New guidance contains clarifications from the European Commission and seeks to lessen trade barriers following the Brexit transition period.
The UK’s Department for Business, Energy and Industrial Strategy (BEIS) has published updated guidance on meeting climate change requirements after the Brexit transition period ends on 1 January 2021. This document is part of wider efforts to clarify the legislative framework and prepare businesses for how to comply with their post-Brexit obligations.
On 7 July 2020, the European Commission published a notice to stakeholders to assist the UK with technical issues relating to the end of the transition period. According to the notice, even if the EU and the UK conclude a partnership, Brexit will still ‘inevitably create barriers to trade and cross-border exchanges that do not exist today’. On 19 August 2020, BEIS released updated guidance reflecting the developments contained in the European Commission’s notice. The guidance aims to ensure that relevant parties are aware of their obligations post-Brexit by addressing the following topics.
EU ETS compliance and operations
In relation to the EU Emissions Trading System Union Registry, the guidance confirms that UK operators of stationary installations and UK-administered aircraft operators (currently participating in the EU Emissions Trading Scheme (EU ETS)) must continue to comply with their obligations for the year 2020.
Starting 1 January 2021, holders of trading accounts, person holding accounts, and former operator holding accounts in the UK sections of the EU Emissions Trading System Union Registry will have their access terminated. Should they wish to continue trading under the EU ETS, they must move their assets to an account administered by an EU Member State. Importantly, the move to an EU-based account should happen before the transition period ends.
In respect of the Kyoto Protocol National Registry, members will continue to be able to access their accounts until 1 January 2021. The UK government expects to set up a fully operational system allowing UK-based businesses to hold and trade in Certified Emission Reductions and Emission Reduction Units by the spring of 2021. However, the affected businesses should be mindful and prepare for the uncertainties associated with the short gap in service; for example, by opening an account in an EU Member State to mitigate risk.
The guidance also discusses the possibility of linking the UK Emissions Trading Scheme and the EU ETS, if doing so suited both the UK and EU. Alternatively, the UK system could operate as a stand-alone system or the Carbon Emissions Tax could be introduced to control carbon prices and reduce carbon emissions.
Geological storage of carbon dioxide
In areas where the Oil and Gas Authority is the licensing entity, businesses involved in geological carbon dioxide storage should contact the authority for information on changes to the licensing regime. In areas where licensing duties are delegated to devolved administrations, they should contact the latter. There are no further details in the guidance on the nature of the changes.

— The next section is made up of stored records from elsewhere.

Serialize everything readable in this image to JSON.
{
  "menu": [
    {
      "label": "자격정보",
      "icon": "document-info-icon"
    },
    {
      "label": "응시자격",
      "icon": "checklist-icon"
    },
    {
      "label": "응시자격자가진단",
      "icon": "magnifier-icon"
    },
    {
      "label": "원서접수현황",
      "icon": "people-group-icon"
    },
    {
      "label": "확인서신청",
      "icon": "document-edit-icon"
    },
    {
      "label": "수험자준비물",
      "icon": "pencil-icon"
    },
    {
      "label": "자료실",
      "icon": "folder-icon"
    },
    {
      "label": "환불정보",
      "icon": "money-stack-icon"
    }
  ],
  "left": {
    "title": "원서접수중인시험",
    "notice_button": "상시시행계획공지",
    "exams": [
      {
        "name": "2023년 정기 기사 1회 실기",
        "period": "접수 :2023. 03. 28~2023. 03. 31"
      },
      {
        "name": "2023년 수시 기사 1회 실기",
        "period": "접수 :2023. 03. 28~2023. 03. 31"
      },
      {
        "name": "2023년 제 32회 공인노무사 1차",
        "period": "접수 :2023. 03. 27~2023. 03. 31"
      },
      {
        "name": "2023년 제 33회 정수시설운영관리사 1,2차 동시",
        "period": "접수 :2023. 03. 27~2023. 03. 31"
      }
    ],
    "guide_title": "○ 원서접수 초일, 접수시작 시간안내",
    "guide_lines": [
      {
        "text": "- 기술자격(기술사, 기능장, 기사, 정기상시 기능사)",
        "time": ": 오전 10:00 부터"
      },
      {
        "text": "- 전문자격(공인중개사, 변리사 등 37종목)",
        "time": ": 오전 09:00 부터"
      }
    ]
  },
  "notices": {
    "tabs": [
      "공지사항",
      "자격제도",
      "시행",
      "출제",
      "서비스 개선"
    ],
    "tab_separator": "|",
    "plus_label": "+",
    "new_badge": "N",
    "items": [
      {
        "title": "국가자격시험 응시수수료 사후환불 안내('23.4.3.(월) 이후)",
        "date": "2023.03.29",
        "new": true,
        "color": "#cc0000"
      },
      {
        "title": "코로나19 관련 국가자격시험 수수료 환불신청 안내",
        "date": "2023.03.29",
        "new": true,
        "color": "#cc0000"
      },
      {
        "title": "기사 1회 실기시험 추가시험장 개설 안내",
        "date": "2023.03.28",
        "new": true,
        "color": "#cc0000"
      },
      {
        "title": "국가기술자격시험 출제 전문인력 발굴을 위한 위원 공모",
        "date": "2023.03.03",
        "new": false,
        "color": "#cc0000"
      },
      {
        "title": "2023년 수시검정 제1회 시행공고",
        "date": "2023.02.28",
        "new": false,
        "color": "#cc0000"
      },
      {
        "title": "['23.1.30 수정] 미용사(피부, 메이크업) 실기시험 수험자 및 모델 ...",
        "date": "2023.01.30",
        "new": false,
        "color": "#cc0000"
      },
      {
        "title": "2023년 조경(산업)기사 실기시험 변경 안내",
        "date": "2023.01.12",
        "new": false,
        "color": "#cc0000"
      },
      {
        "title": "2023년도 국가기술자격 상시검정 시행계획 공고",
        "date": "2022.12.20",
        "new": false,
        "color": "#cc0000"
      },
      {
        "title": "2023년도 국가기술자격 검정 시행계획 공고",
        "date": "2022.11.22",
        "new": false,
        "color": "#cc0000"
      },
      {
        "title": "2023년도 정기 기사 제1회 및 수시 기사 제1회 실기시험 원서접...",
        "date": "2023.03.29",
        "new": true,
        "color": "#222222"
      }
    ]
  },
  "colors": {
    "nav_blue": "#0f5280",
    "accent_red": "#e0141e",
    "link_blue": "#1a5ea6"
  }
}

Ecodesign and energy labelling standards
The guidance confirms that all consumers will still have access to the ‘open’ section of the EU product database. However, the UK’s market surveillance authorities will no longer have access to the ‘closed’ sector of the abovementioned database and to the technical product-related information this section contains. UK and EU suppliers and retailers dealing in energy-using products on the EU market will continue to enter relevant information into the database and ensure that such products comply with the EU Ecodesign and Energy Labelling standards.
For products placed on the UK market, both UK and EU suppliers and retailers must ensure that energy-using products comply with the UK Ecodesign and Energy Labelling standards. However, under domestic law, there will no longer be an associated duty to enter relevant information into the database.
Latham & Watkins will continue to monitor developments in this area.
This post was written with the assistance of Sabina Aionesei in the London office of Latham & Watkins.